By the time I got inside and finished writing myself a note I knew what was happening in chapter six.

Between finishing that note and actually getting into the shower I knew what I had to do for chapter seven.

By the time I was out of the shower I had worked out chapter eight and had a pretty good idea about what was happening in chapter nine.

At this point I realized I had caught up to the end of the first act stuff that I’d already planned. And that I really needed to get all of this formally written before I tried to push further…

We all do have hard days and hard times on the projects we work on. Actually I have to ask… “If they didn’t challenge us occasionally would they really be worth doing?” I am not going to say “buck up and get going” because that’s both insensitive and stupid (it overlooks people’s reality and situation. It’s an attempt to get people going while not really paying attention to what’s going on). But, I will say that if what you’re working on is really important to you and one of those down points hits. Don’t give up! Hold on to the project. Hold on to what you want to achieve and keep trying to find that next step forward. If the project is worthy and you are willing to keep trying, the answers will come and you will be able to move forward.

The universe is a really big place dear reader. The answers are out there and they will come in their own time.
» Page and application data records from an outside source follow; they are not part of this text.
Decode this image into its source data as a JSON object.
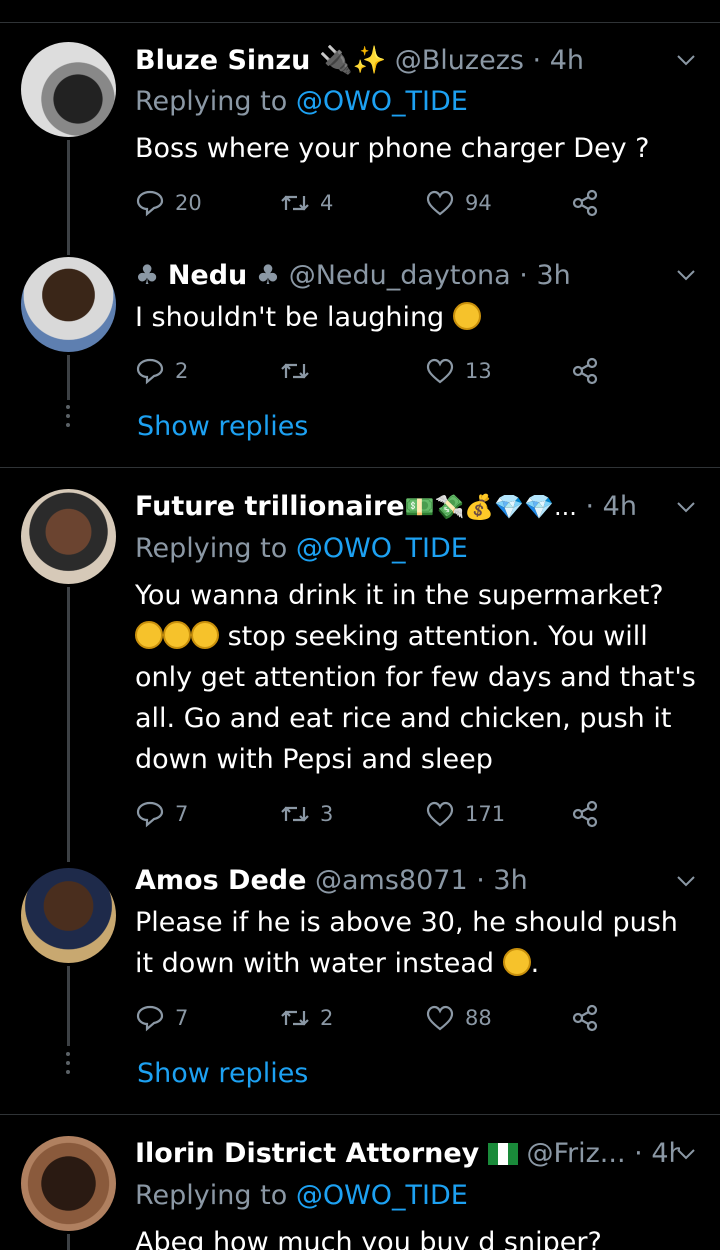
{
  "tweets": [
    {
      "name": "Bluze Sinzu",
      "name_suffix": "🔌✨",
      "handle": "@Bluzezs",
      "time": "· 4h",
      "replying_prefix": "Replying to",
      "replying_handle": "@OWO_TIDE",
      "text": "Boss where your phone charger Dey ?",
      "replies": "20",
      "retweets": "4",
      "likes": "94"
    },
    {
      "name": "Nedu",
      "name_prefix": "♣",
      "name_suffix": "♣",
      "handle": "@Nedu_daytona",
      "time": "· 3h",
      "text": "I shouldn't be laughing",
      "replies": "2",
      "retweets": "",
      "likes": "13",
      "show_replies": "Show replies"
    },
    {
      "name": "Future trillionaire",
      "name_suffix": "💵💸💰💎💎...",
      "handle": "",
      "time": "· 4h",
      "replying_prefix": "Replying to",
      "replying_handle": "@OWO_TIDE",
      "text_line1": "You wanna drink it in the supermarket?",
      "text_rest": "stop seeking attention. You will only get attention for few days and that's all. Go and  eat rice and chicken, push it down with Pepsi and sleep",
      "replies": "7",
      "retweets": "3",
      "likes": "171"
    },
    {
      "name": "Amos Dede",
      "handle": "@ams8071",
      "time": "· 3h",
      "text": "Please if he is above 30, he should push it down with water instead",
      "text_end": ".",
      "replies": "7",
      "retweets": "2",
      "likes": "88",
      "show_replies": "Show replies"
    },
    {
      "name": "Ilorin District Attorney",
      "handle": "@Friz...",
      "time": "· 4h",
      "replying_prefix": "Replying to",
      "replying_handle": "@OWO_TIDE",
      "text": "Abeg how much you buy d sniper?"
    }
  ]
}
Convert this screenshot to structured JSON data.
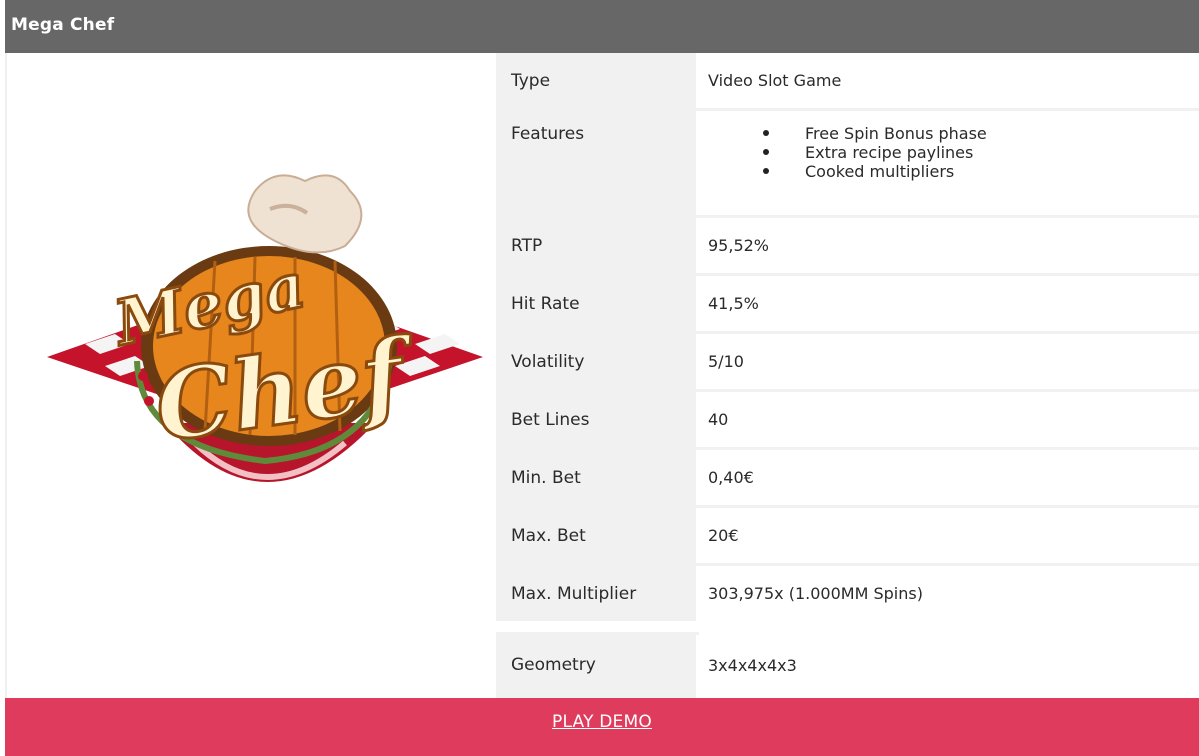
{
  "header": {
    "title": "Mega Chef"
  },
  "logo": {
    "icon": "mega-chef-logo",
    "line1": "Mega",
    "line2": "Chef"
  },
  "details": {
    "type": {
      "label": "Type",
      "value": "Video Slot Game"
    },
    "features": {
      "label": "Features",
      "items": [
        "Free Spin Bonus phase",
        "Extra recipe paylines",
        "Cooked multipliers"
      ]
    },
    "rtp": {
      "label": "RTP",
      "value": "95,52%"
    },
    "hit_rate": {
      "label": "Hit Rate",
      "value": "41,5%"
    },
    "volatility": {
      "label": "Volatility",
      "value": "5/10"
    },
    "bet_lines": {
      "label": "Bet Lines",
      "value": "40"
    },
    "min_bet": {
      "label": "Min. Bet",
      "value": "0,40€"
    },
    "max_bet": {
      "label": "Max. Bet",
      "value": "20€"
    },
    "max_multiplier": {
      "label": "Max. Multiplier",
      "value": "303,975x (1.000MM Spins)"
    },
    "geometry": {
      "label": "Geometry",
      "value": "3x4x4x4x3"
    }
  },
  "cta": {
    "label": "PLAY DEMO"
  },
  "colors": {
    "header_bg": "#676767",
    "cta_bg": "#df3b5c",
    "label_bg": "#f1f1f1"
  }
}
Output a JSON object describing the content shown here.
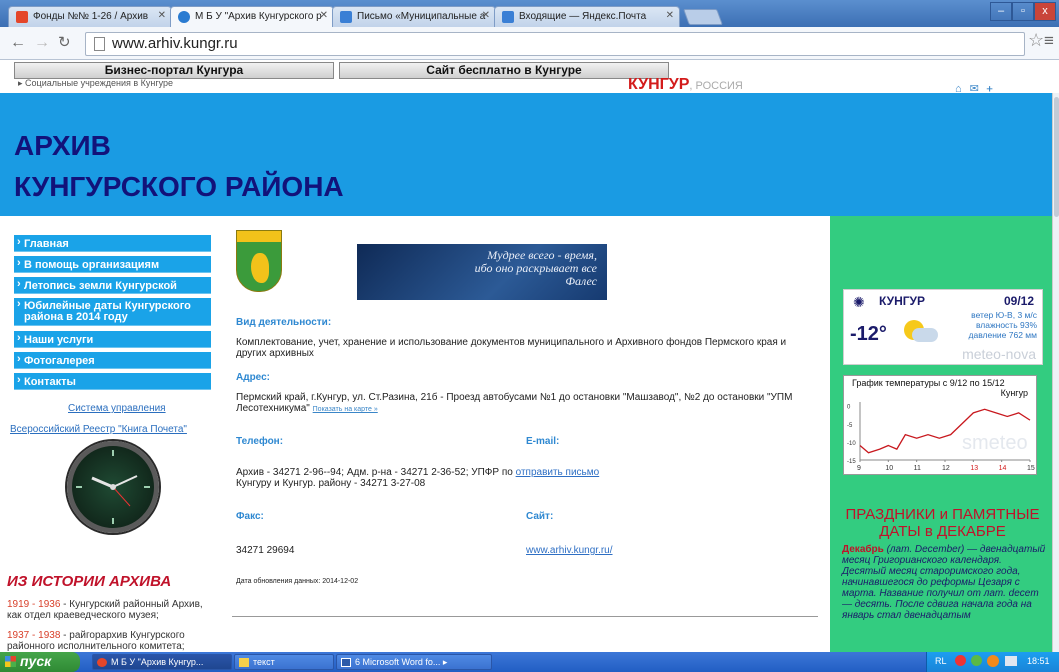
{
  "browser": {
    "tabs": [
      {
        "label": "Фонды №№ 1-26 / Архив",
        "color": "#e4462a"
      },
      {
        "label": "М Б У \"Архив Кунгурского р",
        "color": "#2a7bd1"
      },
      {
        "label": "Письмо «Муниципальные а",
        "color": "#3a7fd5"
      },
      {
        "label": "Входящие — Яндекс.Почта",
        "color": "#3a7fd5"
      }
    ],
    "url": "www.arhiv.kungr.ru",
    "window_controls": [
      "–",
      "▫",
      "x"
    ]
  },
  "topbar": {
    "promo_left": "Бизнес-портал Кунгура",
    "promo_right": "Сайт бесплатно в Кунгуре",
    "crumb": "Социальные учреждения в Кунгуре",
    "brand": "КУНГУР",
    "brand_suffix": ", РОССИЯ"
  },
  "header": {
    "title_line1": "АРХИВ",
    "title_line2": "КУНГУРСКОГО  РАЙОНА"
  },
  "sidebar": {
    "menu": [
      "Главная",
      "В помощь организациям",
      "Летопись земли Кунгурской",
      "Юбилейные даты Кунгурского района в 2014 году",
      "Наши услуги",
      "Фотогалерея",
      "Контакты"
    ],
    "admin_link": "Система управления",
    "registry_link": "Всероссийский Реестр \"Книга Почета\"",
    "history_title": "ИЗ ИСТОРИИ АРХИВА",
    "history": [
      {
        "years": "1919 - 1936",
        "text": " - Кунгурский районный Архив, как отдел краеведческого музея;"
      },
      {
        "years": "1937 - 1938",
        "text": " - райгорархив Кунгурского районного исполнительного комитета;"
      }
    ]
  },
  "main": {
    "banner_line1": "Мудрее всего - время,",
    "banner_line2": "ибо оно раскрывает все",
    "banner_line3": "Фалес",
    "activity_label": "Вид деятельности:",
    "activity_text": "Комплектование, учет, хранение и использование документов муниципального и Архивного фондов Пермского края и других архивных",
    "address_label": "Адрес:",
    "address_text": "Пермский край, г.Кунгур, ул. Ст.Разина, 21б - Проезд автобусами №1 до остановки \"Машзавод\", №2 до остановки \"УПМ Лесотехникума\"",
    "map_link": "Показать на карте »",
    "phone_label": "Телефон:",
    "email_label": "E-mail:",
    "phone_text": "Архив - 34271 2-96--94; Адм. р-на - 34271 2-36-52; УПФР по",
    "phone_text2": "Кунгуру и Кунгур. району - 34271 3-27-08",
    "send_link": "отправить письмо",
    "fax_label": "Факс:",
    "site_label": "Сайт:",
    "fax_value": "34271 29694",
    "site_value": "www.arhiv.kungr.ru/",
    "updated": "Дата обновления данных: 2014-12-02"
  },
  "weather": {
    "city": "КУНГУР",
    "date": "09/12",
    "temp": "-12°",
    "wind": "ветер Ю-В, 3 м/с",
    "humidity": "влажность 93%",
    "pressure": "давление 762 мм",
    "brand": "meteo-nova"
  },
  "graph": {
    "title": "График температуры с 9/12 по 15/12",
    "city": "Кунгур",
    "watermark": "smeteo",
    "x_ticks": [
      "9",
      "10",
      "11",
      "12",
      "13",
      "14",
      "15"
    ],
    "weekend": [
      "13",
      "14"
    ],
    "y_ticks": [
      "0",
      "-5",
      "-10",
      "-15"
    ],
    "ylim": [
      -15,
      1
    ],
    "points": [
      [
        9,
        -11
      ],
      [
        9.3,
        -13
      ],
      [
        9.7,
        -12
      ],
      [
        10,
        -11
      ],
      [
        10.3,
        -12
      ],
      [
        10.6,
        -8
      ],
      [
        11,
        -9
      ],
      [
        11.4,
        -8
      ],
      [
        11.8,
        -9
      ],
      [
        12.2,
        -8
      ],
      [
        12.6,
        -5
      ],
      [
        13,
        -2
      ],
      [
        13.4,
        -1
      ],
      [
        13.8,
        -2
      ],
      [
        14.2,
        -3
      ],
      [
        14.6,
        -2
      ],
      [
        15,
        -4
      ]
    ],
    "line_color": "#c8181e"
  },
  "holidays": {
    "title": "ПРАЗДНИКИ и ПАМЯТНЫЕ ДАТЫ в ДЕКАБРЕ",
    "lead": "Декабрь",
    "text": " (лат. December) — двенадцатый месяц Григорианского календаря. Десятый месяц староримского года, начинавшегося до реформы Цезаря с марта. Название получил от лат. decem — десять. После сдвига начала года на январь стал двенадцатым"
  },
  "taskbar": {
    "start": "пуск",
    "tasks": [
      "М Б У \"Архив Кунгур...",
      "текст",
      "6 Microsoft Word fo..."
    ],
    "lang": "RL",
    "time": "18:51"
  }
}
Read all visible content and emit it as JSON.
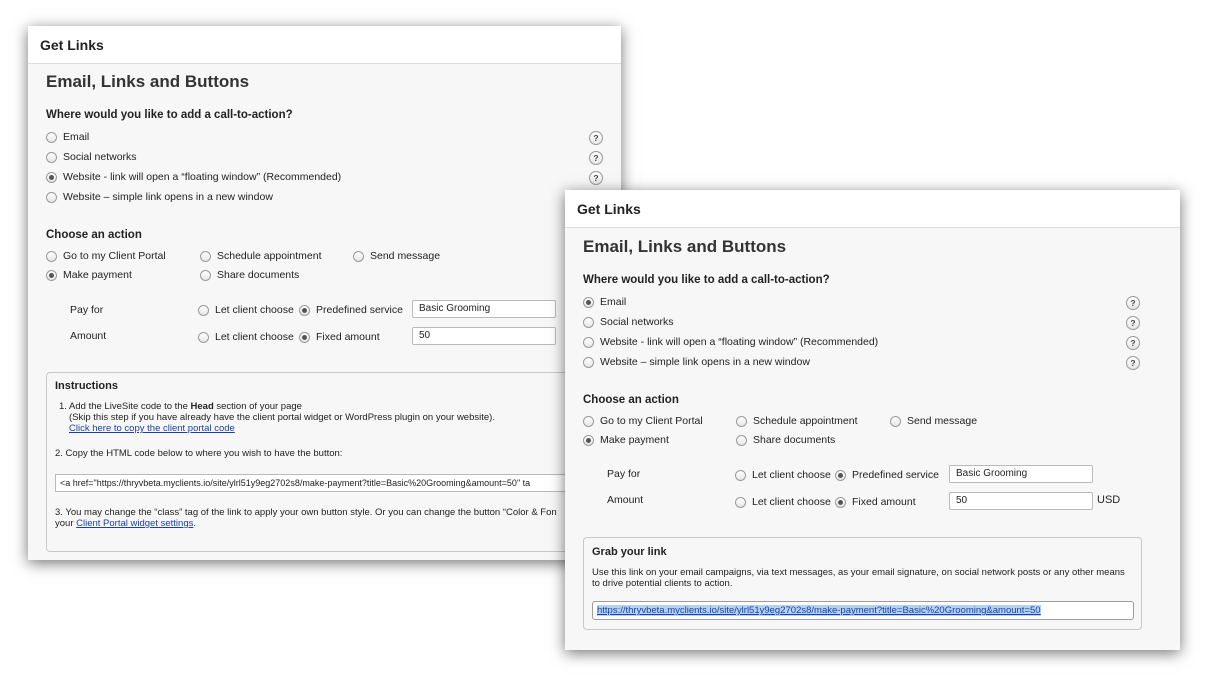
{
  "back": {
    "window_title": "Get Links",
    "heading": "Email, Links and Buttons",
    "cta_question": "Where would you like to add a call-to-action?",
    "cta_options": [
      {
        "label": "Email",
        "selected": false
      },
      {
        "label": "Social networks",
        "selected": false
      },
      {
        "label": "Website - link will open a “floating window” (Recommended)",
        "selected": true
      },
      {
        "label": "Website – simple link opens in a new window",
        "selected": false
      }
    ],
    "help_glyph": "?",
    "action_heading": "Choose an action",
    "actions": [
      {
        "label": "Go to my Client Portal",
        "selected": false
      },
      {
        "label": "Schedule appointment",
        "selected": false
      },
      {
        "label": "Send message",
        "selected": false
      },
      {
        "label": "Make payment",
        "selected": true
      },
      {
        "label": "Share documents",
        "selected": false
      }
    ],
    "pay_for": {
      "label": "Pay for",
      "opt_client": "Let client choose",
      "opt_predefined": "Predefined service",
      "value": "Basic Grooming"
    },
    "amount": {
      "label": "Amount",
      "opt_client": "Let client choose",
      "opt_fixed": "Fixed amount",
      "value": "50"
    },
    "instructions": {
      "title": "Instructions",
      "step1_prefix": "1. Add the LiveSite code to the ",
      "step1_bold": "Head",
      "step1_suffix": " section of your page",
      "step1_note": "(Skip this step if you have already have the client portal widget or WordPress plugin on your website).",
      "step1_link": "Click here to copy the client portal code",
      "step2": "2. Copy the HTML code below to where you wish to have the button:",
      "code": "<a href=\"https://thryvbeta.myclients.io/site/ylrl51y9eg2702s8/make-payment?title=Basic%20Grooming&amount=50\" ta",
      "step3_line1": "3. You may change the “class” tag of the link to apply your own button style. Or you can change the button “Color & Fon",
      "step3_prefix": "your ",
      "step3_link": "Client Portal widget settings",
      "step3_suffix": "."
    }
  },
  "front": {
    "window_title": "Get Links",
    "heading": "Email, Links and Buttons",
    "cta_question": "Where would you like to add a call-to-action?",
    "cta_options": [
      {
        "label": "Email",
        "selected": true
      },
      {
        "label": "Social networks",
        "selected": false
      },
      {
        "label": "Website - link will open a “floating window” (Recommended)",
        "selected": false
      },
      {
        "label": "Website – simple link opens in a new window",
        "selected": false
      }
    ],
    "help_glyph": "?",
    "action_heading": "Choose an action",
    "actions": [
      {
        "label": "Go to my Client Portal",
        "selected": false
      },
      {
        "label": "Schedule appointment",
        "selected": false
      },
      {
        "label": "Send message",
        "selected": false
      },
      {
        "label": "Make payment",
        "selected": true
      },
      {
        "label": "Share documents",
        "selected": false
      }
    ],
    "pay_for": {
      "label": "Pay for",
      "opt_client": "Let client choose",
      "opt_predefined": "Predefined service",
      "value": "Basic Grooming"
    },
    "amount": {
      "label": "Amount",
      "opt_client": "Let client choose",
      "opt_fixed": "Fixed amount",
      "value": "50",
      "currency": "USD"
    },
    "grab": {
      "title": "Grab your link",
      "desc_line1": "Use this link on your email campaigns, via text messages, as your email signature, on social network posts or any other means",
      "desc_line2": "to drive potential clients to action.",
      "url": "https://thryvbeta.myclients.io/site/ylrl51y9eg2702s8/make-payment?title=Basic%20Grooming&amount=50"
    }
  }
}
Until then, good luck and I’ll see you next post!

Would You Believe It Isn’t the Money (Why We Do This part 4)

Last Friday (a week before this post went live) I did a book signing thing with the cover artist for my novel Johnson Farm. The next day I got to hand deliver a copy to another beautiful and intelligent young woman who just happened to have been one of my most important helpers in this process. She was the first teen to read the manuscript (kind of important for a YA novel…). Both of these experiences are ones I treasure. Both of these experiences reminded me that there is a lot more than dollars and cents involved in being an author.

Before anyone accuses me of making excuses because my book isn’t selling… I’m not.

A first novel (like Johnson Farm) usually isn’t a big cash machine and I know that. Also, Johnson Farm has outsold my previous book already… Literally it brought in more in the first month than my first book brought in in its first year (and I’m not expecting sales for Johnson Farm to really take off until the second or third book is released). I’m not being bitter about money. I’m just saying that there are other rewards that are more important.

Non-monetary rewards…

Both of the young women I mentioned were excited to be part of something. They got to do something, achieve something that they hadn’t done before. Both got to be on the inside. Both received a tangible artifact that demonstrated that someone valued them for their talents and abilities.

And me? My reward? You could hear it in their voices. I touched their lives. I gave them something more than just paper with words printed on it. I honestly feel like I made their lives better, at least a little bit.

Actually there is no practical empirical measure of how much of an effect even a small nudge toward the good can have. A single pebble, a single sound, can start an avalanche that seems vastly out of proportion to the energy put in to start it.

If you choose to create (write, draw, paint, sculpt, whatever), or just in living your life; if your only purpose is money, yours is going to be a sad and shallow life. There are greater things out there.

In the scripture my religion holds sacred it is said: And if it so be that you should labor all your days in crying repentance unto this people, and bring, save it be one soul unto me, how great shall be your joy with him in the kingdom of my Father!

It’s not about huge numbers, it is about the one.

What I will say to you dear reader is: If you choose to create, if you choose to build or make something that helps others access and understand the beauty, greatness, and power within them, then you are a force for good in the universe. And that has its reward’s dear reader, rewards that you will not understand until you see them. And even then you might not understand the true measure of what you have done.

That’s it for this one dear reader. Go, do, create, and be a force for good. See you next post.